(Beginning of Task data)
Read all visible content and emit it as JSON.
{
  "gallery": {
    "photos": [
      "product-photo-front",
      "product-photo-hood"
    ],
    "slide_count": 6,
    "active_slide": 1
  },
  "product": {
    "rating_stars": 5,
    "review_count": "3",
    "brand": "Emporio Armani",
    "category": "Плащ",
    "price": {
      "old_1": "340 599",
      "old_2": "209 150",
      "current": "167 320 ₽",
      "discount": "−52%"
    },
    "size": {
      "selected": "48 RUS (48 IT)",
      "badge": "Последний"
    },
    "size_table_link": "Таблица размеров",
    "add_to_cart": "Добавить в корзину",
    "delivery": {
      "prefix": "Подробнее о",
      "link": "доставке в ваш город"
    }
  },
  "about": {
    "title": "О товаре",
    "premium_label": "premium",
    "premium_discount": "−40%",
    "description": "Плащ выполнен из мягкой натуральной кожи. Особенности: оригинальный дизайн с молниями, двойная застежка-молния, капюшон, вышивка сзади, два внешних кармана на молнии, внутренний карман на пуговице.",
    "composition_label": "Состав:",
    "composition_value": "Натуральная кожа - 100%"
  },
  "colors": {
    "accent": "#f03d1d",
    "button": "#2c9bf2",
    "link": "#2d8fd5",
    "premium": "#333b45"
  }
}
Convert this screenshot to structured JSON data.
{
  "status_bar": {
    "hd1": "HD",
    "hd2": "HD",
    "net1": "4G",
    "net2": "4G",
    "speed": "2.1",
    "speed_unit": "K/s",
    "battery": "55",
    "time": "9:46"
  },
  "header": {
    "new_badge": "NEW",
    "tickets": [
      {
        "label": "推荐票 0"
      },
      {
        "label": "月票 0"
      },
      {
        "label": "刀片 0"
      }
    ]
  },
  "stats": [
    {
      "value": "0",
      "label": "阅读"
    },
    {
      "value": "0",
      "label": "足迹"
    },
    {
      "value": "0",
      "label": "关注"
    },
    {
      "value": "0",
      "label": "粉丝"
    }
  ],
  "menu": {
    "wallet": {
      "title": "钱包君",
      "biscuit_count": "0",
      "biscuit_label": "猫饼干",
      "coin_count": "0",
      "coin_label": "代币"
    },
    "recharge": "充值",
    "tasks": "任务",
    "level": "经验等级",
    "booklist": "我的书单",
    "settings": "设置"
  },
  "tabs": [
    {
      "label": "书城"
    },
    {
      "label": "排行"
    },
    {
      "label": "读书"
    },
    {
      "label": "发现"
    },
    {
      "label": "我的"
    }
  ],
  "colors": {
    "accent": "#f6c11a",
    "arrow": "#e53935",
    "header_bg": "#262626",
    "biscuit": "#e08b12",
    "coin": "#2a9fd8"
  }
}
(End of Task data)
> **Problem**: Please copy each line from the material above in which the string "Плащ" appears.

> **Response box**:
    "category": "Плащ",
    "description": "Плащ выполнен из мягкой натуральной кожи. Особенности: оригинальный дизайн с молниями, двойная застежка-молния, капюшон, вышивка сзади, два внешних кармана на молнии, внутренний карман на пуговице.",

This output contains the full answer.